Henrietta Swan Leavitt, the “Star” Astronomer of the Universes' Distances
Henrietta Swan Leavitt was the astronomer who discovered the relation between the variable brightness of stars and their pulsation periods, a mechanism the laid the foundation for estimating cosmic distances. Although her contributions were crucial for the further advancements in astronomy, she did not receive any public recognition of her achievements during her lifetime. The mathematician Gösta Mittag-Leffler tried to nominate her for the Nobel Prize in Physics for 1926, however Henrietta already had died four years earlier in 1921.
Henrietta Swan Leavitt started to work at Harvard College Observatory to measure and catalog the brightness of stars in 1893. This was a mechanical and low-paid job but she was one of the first women working in this scientific field. Before 1900 women were not allowed to operate telescopes.

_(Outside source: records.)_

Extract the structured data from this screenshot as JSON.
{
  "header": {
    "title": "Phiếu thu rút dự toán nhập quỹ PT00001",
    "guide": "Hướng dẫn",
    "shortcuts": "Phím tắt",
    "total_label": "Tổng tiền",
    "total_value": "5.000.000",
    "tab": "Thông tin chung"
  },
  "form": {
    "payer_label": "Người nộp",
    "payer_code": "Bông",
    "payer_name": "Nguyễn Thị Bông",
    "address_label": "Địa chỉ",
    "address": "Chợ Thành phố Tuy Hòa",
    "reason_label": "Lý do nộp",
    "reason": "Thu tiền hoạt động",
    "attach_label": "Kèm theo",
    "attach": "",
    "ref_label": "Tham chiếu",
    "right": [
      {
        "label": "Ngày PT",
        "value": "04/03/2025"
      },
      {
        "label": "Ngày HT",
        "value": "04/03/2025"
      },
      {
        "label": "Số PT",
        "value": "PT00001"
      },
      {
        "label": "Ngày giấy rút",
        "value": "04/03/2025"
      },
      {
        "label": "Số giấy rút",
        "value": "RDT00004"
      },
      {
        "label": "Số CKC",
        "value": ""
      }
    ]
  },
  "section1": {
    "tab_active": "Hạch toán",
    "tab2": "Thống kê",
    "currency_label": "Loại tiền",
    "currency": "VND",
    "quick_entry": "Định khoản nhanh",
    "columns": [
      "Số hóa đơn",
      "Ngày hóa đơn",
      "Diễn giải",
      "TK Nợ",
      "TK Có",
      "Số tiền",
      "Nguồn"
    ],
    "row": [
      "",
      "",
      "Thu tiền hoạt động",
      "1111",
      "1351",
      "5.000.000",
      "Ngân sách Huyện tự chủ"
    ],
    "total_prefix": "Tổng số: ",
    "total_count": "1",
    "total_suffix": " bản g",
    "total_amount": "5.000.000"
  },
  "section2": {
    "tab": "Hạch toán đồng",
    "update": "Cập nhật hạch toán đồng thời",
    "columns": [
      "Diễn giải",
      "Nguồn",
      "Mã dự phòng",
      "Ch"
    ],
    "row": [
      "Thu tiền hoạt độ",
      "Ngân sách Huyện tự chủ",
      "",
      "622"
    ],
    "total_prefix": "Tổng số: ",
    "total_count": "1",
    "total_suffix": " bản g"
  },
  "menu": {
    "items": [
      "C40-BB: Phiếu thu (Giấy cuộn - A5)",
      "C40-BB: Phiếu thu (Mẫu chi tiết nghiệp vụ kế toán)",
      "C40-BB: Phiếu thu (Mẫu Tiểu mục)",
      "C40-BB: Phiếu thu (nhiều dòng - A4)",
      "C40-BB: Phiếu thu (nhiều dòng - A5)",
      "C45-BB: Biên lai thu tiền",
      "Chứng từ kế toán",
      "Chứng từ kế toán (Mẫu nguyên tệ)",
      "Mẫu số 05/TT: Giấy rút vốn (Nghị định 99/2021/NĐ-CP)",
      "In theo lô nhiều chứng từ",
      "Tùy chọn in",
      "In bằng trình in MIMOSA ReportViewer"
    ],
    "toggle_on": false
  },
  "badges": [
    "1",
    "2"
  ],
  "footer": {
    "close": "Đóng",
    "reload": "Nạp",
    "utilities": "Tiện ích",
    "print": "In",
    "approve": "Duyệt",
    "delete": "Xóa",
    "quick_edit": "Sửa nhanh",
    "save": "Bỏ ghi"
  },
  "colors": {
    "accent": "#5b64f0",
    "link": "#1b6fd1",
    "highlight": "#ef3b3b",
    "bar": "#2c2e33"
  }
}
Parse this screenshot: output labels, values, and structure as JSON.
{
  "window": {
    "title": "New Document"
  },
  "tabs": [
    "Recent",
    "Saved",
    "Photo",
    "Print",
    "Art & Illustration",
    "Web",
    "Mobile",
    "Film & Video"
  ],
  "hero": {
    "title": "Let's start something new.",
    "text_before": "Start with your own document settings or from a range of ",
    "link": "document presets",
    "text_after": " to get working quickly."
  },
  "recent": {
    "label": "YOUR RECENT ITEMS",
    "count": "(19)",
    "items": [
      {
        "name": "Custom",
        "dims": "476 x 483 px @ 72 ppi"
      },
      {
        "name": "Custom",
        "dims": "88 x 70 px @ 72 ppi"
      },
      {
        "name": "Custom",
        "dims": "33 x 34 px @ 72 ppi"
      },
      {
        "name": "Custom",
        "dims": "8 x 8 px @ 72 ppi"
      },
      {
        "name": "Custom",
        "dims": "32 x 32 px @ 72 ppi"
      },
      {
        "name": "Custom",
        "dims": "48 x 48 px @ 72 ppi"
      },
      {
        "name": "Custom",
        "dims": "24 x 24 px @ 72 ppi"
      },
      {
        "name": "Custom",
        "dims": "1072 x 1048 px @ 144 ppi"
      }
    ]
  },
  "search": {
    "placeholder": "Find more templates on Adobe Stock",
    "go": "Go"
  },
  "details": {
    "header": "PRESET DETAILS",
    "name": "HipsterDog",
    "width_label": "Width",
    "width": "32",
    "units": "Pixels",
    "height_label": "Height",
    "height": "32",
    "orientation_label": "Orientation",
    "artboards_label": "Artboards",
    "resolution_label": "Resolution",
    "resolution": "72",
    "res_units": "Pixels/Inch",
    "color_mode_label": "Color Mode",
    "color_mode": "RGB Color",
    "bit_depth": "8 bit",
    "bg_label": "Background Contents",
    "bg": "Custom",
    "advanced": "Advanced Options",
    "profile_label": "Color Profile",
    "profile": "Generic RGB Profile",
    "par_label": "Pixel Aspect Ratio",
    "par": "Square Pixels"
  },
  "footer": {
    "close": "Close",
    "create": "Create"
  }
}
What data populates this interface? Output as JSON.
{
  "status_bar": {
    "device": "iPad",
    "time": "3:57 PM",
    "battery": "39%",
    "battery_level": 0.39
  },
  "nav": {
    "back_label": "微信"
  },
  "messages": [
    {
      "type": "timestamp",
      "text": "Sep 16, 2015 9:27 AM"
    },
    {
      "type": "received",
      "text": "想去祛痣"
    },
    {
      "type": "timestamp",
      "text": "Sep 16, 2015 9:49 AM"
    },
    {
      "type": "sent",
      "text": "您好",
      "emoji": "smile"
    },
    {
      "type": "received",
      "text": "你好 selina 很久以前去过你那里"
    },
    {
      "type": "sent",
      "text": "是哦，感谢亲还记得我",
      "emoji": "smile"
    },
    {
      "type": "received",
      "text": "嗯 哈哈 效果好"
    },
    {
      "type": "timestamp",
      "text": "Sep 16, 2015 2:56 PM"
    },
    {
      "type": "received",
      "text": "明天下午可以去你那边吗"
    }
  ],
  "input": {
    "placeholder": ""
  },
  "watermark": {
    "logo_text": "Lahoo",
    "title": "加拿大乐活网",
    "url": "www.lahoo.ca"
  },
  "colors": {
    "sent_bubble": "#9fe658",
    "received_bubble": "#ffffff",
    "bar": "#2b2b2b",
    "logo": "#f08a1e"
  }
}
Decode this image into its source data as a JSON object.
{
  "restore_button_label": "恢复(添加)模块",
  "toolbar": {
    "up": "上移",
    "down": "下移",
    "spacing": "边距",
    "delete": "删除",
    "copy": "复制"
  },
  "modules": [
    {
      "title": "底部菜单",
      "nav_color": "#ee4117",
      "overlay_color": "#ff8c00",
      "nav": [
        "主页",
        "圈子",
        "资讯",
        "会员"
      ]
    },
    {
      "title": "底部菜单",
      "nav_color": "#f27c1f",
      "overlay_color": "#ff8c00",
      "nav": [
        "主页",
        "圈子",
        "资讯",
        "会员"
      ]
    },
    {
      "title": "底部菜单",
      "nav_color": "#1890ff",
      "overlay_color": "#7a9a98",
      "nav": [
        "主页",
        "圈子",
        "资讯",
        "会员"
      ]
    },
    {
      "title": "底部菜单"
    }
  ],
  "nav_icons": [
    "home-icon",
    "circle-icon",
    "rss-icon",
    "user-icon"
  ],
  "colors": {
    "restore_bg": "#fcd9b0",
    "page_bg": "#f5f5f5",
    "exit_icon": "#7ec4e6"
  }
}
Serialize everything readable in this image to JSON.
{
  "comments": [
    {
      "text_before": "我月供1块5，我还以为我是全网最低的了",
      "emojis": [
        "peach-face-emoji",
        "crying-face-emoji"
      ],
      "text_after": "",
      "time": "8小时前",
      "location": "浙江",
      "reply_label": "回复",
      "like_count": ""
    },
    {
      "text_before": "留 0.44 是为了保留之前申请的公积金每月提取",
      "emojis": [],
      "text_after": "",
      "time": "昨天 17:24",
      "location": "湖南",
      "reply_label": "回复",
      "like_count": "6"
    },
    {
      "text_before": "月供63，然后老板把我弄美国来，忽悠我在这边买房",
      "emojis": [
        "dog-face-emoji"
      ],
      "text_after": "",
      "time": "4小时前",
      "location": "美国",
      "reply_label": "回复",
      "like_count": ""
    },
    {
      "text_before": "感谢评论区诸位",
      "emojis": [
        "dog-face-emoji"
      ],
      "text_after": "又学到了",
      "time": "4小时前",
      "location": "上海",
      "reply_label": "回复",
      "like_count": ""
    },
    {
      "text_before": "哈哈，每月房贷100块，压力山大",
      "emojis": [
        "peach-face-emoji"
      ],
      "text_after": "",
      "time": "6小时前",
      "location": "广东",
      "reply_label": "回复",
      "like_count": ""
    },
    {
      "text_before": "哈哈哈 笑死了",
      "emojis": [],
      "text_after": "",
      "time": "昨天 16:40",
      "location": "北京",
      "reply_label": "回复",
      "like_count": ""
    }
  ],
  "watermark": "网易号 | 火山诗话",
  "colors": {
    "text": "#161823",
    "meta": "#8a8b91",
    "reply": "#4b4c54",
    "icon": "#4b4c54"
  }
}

By performing her job very accurately and drawing upon her knowledge, she was able to make an important step forward in astronomy by formulating a theory about the “period-luminosity relationship” of Cepheid stars (i.e. starts with variable brightness). She showed how Cepheid stars play an important role in astronomy as distance indicators, which explains why Henrietta Swan Leavitt is also known as “the woman who discovered how to measure the Universe.” Important further discoveries are based on her theory, including:
- The confirmation that the Universe is expanding.
- The age of the Universe
- The measurement of the distance between the Earth and other galaxies.
To know more about the work and life of Henrietta Swan Leavitt, please see the following article. And, following once more the work of artist Jennifer Mondfrans, we want to remember the great contributions of Henrietta Swan Leavitt to astronomy by posting her portrait and fictitious letter.
Henrietta Swan Leavitt (1868-1921)
By Jennifer Mondfrans (At Least I Have You, To Remember Me)
One day I woke up deaf. I had been sick, of course. It was winter at Oberlin College and walking to classes in the snow in my long dress gave me the chills, which led to fever. I returned home to get well. I woke one morning with my mother in my room. I could see her mouth moving but I couldn’t hear what she was saying. I asked her to speak up and that’s when she got the doctor.
My hearing aid helped, but I had to drop my dreams of getting a music degree. I was furious with myself to get so ill. I wished my body were as strong as my mind.
Through a friend, I got a job as a “computer” at Harvard Observatory. My principle task was to identify stars. Decipher how bright they were. I studied these stars as millions of bright blobs on fragile glass plates. For countless hours I studied stars, often well into the night. When I really needed to concentrate, I took out my hearing aid. The engulfing silence was bliss. I became one with my work.
In my184-page published report on the North Star Sequence, I combined data from 299 photographic plates taken by 13 different telescopes. It was the biggest challenge of my life as every magnitude had to be checked and crosschecked. It took me four years. But that was not my biggest accomplishment.
It was my work on the variable stars in the Magellanic Clouds that I made a theoretical leap. Variable stars waxed and waned in brightness like slow-motion beacons. Some of the variables completed a cycle every few days, others weeks or months. My job was not to speculate why, although I did. I noticed that the brighter variables have the longer periods, which meant you could judge a star’s true brightness from the rhythm of its beat. Then you compare that with its apparent brightness and estimate how far it was.
My theory was proven after my early death from stomach cancer. Edwin Hubble used my luminosity-period relation for Cepheids to determine that the Universe was expanding. In 1925, a Swedish mathematician wrote me a letter. He wanted to nominate me for the Nobel Prize. He didn’t know I had died. Although I admire modesty, I am thrilled to know my work was noticed.